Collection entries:
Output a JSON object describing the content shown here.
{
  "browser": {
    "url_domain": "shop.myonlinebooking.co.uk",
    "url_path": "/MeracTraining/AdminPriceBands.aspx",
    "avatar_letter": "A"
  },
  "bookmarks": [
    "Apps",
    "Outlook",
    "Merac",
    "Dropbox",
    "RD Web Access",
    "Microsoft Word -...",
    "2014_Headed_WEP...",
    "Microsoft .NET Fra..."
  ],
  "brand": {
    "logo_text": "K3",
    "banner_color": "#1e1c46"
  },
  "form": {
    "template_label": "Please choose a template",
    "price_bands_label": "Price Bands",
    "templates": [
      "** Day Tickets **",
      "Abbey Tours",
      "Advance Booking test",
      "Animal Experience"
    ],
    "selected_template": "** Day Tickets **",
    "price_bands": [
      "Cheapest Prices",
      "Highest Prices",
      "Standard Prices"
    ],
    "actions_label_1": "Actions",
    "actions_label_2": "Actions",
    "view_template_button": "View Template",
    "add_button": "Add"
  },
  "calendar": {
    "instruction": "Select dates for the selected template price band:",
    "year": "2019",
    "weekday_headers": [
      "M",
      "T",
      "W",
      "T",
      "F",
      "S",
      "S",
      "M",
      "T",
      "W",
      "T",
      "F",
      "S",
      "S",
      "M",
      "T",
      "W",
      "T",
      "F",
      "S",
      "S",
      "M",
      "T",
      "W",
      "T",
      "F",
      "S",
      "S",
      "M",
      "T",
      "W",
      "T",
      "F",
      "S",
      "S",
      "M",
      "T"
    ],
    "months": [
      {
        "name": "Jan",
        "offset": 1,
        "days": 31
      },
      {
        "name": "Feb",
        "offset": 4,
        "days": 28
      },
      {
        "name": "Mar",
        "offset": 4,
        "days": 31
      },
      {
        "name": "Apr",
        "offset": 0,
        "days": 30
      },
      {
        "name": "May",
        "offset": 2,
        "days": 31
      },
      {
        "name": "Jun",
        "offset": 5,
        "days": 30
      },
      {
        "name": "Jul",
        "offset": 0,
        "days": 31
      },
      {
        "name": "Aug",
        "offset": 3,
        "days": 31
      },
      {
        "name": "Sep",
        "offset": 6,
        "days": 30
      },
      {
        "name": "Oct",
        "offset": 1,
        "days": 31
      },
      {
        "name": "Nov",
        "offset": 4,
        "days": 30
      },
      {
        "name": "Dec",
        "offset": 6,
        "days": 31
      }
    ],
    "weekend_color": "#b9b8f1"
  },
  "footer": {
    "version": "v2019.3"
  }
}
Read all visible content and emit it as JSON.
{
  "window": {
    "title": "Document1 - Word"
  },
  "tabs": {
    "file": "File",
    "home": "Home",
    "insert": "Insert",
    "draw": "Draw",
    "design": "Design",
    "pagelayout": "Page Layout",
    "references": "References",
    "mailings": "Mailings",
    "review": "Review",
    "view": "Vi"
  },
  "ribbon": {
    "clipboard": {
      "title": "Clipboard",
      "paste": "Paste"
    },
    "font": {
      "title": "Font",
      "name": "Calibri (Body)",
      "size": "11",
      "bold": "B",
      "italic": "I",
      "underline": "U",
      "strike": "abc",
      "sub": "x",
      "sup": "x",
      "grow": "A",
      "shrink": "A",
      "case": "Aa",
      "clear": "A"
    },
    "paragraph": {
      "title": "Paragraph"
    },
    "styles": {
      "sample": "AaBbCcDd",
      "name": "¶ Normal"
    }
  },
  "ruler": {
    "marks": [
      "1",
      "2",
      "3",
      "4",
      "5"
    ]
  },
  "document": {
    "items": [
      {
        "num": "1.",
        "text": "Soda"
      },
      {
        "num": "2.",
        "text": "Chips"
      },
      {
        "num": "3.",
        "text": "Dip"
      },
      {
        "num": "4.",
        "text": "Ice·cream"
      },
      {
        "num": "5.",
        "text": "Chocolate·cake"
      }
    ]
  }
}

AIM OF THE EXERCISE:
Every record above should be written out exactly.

WORKED SOLUTION:
Output a JSON object describing the content shown here.
{
  "browser": {
    "url_domain": "shop.myonlinebooking.co.uk",
    "url_path": "/MeracTraining/AdminPriceBands.aspx",
    "avatar_letter": "A"
  },
  "bookmarks": [
    "Apps",
    "Outlook",
    "Merac",
    "Dropbox",
    "RD Web Access",
    "Microsoft Word -...",
    "2014_Headed_WEP...",
    "Microsoft .NET Fra..."
  ],
  "brand": {
    "logo_text": "K3",
    "banner_color": "#1e1c46"
  },
  "form": {
    "template_label": "Please choose a template",
    "price_bands_label": "Price Bands",
    "templates": [
      "** Day Tickets **",
      "Abbey Tours",
      "Advance Booking test",
      "Animal Experience"
    ],
    "selected_template": "** Day Tickets **",
    "price_bands": [
      "Cheapest Prices",
      "Highest Prices",
      "Standard Prices"
    ],
    "actions_label_1": "Actions",
    "actions_label_2": "Actions",
    "view_template_button": "View Template",
    "add_button": "Add"
  },
  "calendar": {
    "instruction": "Select dates for the selected template price band:",
    "year": "2019",
    "weekday_headers": [
      "M",
      "T",
      "W",
      "T",
      "F",
      "S",
      "S",
      "M",
      "T",
      "W",
      "T",
      "F",
      "S",
      "S",
      "M",
      "T",
      "W",
      "T",
      "F",
      "S",
      "S",
      "M",
      "T",
      "W",
      "T",
      "F",
      "S",
      "S",
      "M",
      "T",
      "W",
      "T",
      "F",
      "S",
      "S",
      "M",
      "T"
    ],
    "months": [
      {
        "name": "Jan",
        "offset": 1,
        "days": 31
      },
      {
        "name": "Feb",
        "offset": 4,
        "days": 28
      },
      {
        "name": "Mar",
        "offset": 4,
        "days": 31
      },
      {
        "name": "Apr",
        "offset": 0,
        "days": 30
      },
      {
        "name": "May",
        "offset": 2,
        "days": 31
      },
      {
        "name": "Jun",
        "offset": 5,
        "days": 30
      },
      {
        "name": "Jul",
        "offset": 0,
        "days": 31
      },
      {
        "name": "Aug",
        "offset": 3,
        "days": 31
      },
      {
        "name": "Sep",
        "offset": 6,
        "days": 30
      },
      {
        "name": "Oct",
        "offset": 1,
        "days": 31
      },
      {
        "name": "Nov",
        "offset": 4,
        "days": 30
      },
      {
        "name": "Dec",
        "offset": 6,
        "days": 31
      }
    ],
    "weekend_color": "#b9b8f1"
  },
  "footer": {
    "version": "v2019.3"
  }
}
Read all visible content and emit it as JSON.
{
  "window": {
    "title": "Document1 - Word"
  },
  "tabs": {
    "file": "File",
    "home": "Home",
    "insert": "Insert",
    "draw": "Draw",
    "design": "Design",
    "pagelayout": "Page Layout",
    "references": "References",
    "mailings": "Mailings",
    "review": "Review",
    "view": "Vi"
  },
  "ribbon": {
    "clipboard": {
      "title": "Clipboard",
      "paste": "Paste"
    },
    "font": {
      "title": "Font",
      "name": "Calibri (Body)",
      "size": "11",
      "bold": "B",
      "italic": "I",
      "underline": "U",
      "strike": "abc",
      "sub": "x",
      "sup": "x",
      "grow": "A",
      "shrink": "A",
      "case": "Aa",
      "clear": "A"
    },
    "paragraph": {
      "title": "Paragraph"
    },
    "styles": {
      "sample": "AaBbCcDd",
      "name": "¶ Normal"
    }
  },
  "ruler": {
    "marks": [
      "1",
      "2",
      "3",
      "4",
      "5"
    ]
  },
  "document": {
    "items": [
      {
        "num": "1.",
        "text": "Soda"
      },
      {
        "num": "2.",
        "text": "Chips"
      },
      {
        "num": "3.",
        "text": "Dip"
      },
      {
        "num": "4.",
        "text": "Ice·cream"
      },
      {
        "num": "5.",
        "text": "Chocolate·cake"
      }
    ]
  }
}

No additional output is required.